It's here in the conversation that Jan begins to light up, her arms waving
as if one could paint the scene of colour, fabric, texture and weave she was immersed in that day. It was easy for me to feel it because we were sitting in Jan's studio, surrounded with colour, fabric, texture and weave! The
grey day lay outside, but inside I felt warmed and if I could
be seven, safely playing in her studio.
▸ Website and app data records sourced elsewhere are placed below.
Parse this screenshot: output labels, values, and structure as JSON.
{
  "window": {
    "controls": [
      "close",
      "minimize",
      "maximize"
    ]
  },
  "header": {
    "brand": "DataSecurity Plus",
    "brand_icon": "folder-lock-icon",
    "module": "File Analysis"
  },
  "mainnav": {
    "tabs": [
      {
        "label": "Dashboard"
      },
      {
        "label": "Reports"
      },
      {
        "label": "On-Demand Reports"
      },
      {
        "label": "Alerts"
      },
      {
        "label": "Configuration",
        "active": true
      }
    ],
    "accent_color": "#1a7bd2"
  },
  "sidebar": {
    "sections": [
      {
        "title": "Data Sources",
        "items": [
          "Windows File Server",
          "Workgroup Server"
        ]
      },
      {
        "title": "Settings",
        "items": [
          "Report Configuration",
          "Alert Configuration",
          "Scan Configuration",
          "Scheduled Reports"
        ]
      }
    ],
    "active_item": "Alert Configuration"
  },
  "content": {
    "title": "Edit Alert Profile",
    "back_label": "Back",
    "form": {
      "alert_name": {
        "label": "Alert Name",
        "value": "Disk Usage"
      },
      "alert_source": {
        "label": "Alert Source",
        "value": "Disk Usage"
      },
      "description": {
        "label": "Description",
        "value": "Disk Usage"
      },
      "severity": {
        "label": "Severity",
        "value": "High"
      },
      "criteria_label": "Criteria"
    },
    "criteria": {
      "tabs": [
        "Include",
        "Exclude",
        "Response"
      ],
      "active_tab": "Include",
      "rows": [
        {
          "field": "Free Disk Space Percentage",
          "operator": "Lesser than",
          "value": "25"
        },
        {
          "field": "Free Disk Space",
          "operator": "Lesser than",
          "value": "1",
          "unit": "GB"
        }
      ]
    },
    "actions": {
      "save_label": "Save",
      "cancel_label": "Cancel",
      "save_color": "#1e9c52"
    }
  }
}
Seventeen years ago, Jan's father made and gave her a "Marudai" which is a wooden stand used for an ancient Japanese art of braiding, called Kumihimo. Threads, silk, ribbons, etc., are weighted by tying wooden
spools to the ends, and then braided into different designs for cords and belts. Let me tell you, the first time I saw Jan working with a large Marudai...I was mezmerised! Her hands danced up and down, side to side, across the top with her threads. The wooden bobbins clacked in rhythm against the stands wooden sides. Hawaiian slack-key guitar playing softly in
the background and my eyes brimming with colours, I was transported within Jan's gentle dance and the hope I know she has for the world, as an artist grateful for the chance to affect a corner of it.

Jan combines this beautiful braiding with exquisite glass beads she makes herself, and the combination looks like jewelry for the soul. You cannot look or touch any of the pieces without feeling Jan's smile and the gift that comes within it. She also teaches Kumihimo, with a Level I class coming, Nov. 21st and a Level II class, Nov. 22nd. at Gig Harbor Beads. Their phone number for more information is (253) 858-6750. You can see the little foam form that replaces the traditional Marudai for holding in the hands and working. I'm really looking forward to my lesson this winter!

I asked Jan how her process and art have changed with age and experience. It's a question I ask of my community as I ponder it for myself. With life's serendipity, her answer, our conversation, and a poetry prompt I had received in the morning, all began to weave. So I shall leave you with a recommendation to visit so that you can see more from one of the amazing artists we have here, living between the Two Waters of Carr and Case Inlets. I leave you with a poem from the prompt, "growth," and the magic of a morning spent with neighbour, colleague, and friend...thanks Jan!

Growing Passion

She had a passion to begin,
details sometimes lost in the rush
to start again another flame.
So it is, when fire is young,
sparks fly and burn, too quickly done.

Now she knows her passion runs,
years grow into life poured
through emotion, her art
into details and justice,
nailing intricate finishing touches.


Stephanie Frieze said...

Thank you so much for taking me on a visit to Jan's studio and teaching me about arts I knew nothing of. This post is perfect for the "Neighborhood" and a real work of art itself. Thank you, Lorraine!

Lorraine Hart said...

Thank you Stephanie. I hope to introduce you to many of the talented artists in this community between the two waters.

Kim Thompson said...

Her work is INCREDIBLE! I'd love to buy one!

Gigi said...

Need to add this to my 'have to learn to do' list.
Thanks for a great introduction to Jan Buday's talent!

Lorraine Hart said...

Hey Gigi...maybe we can take a class together sometime this winter?!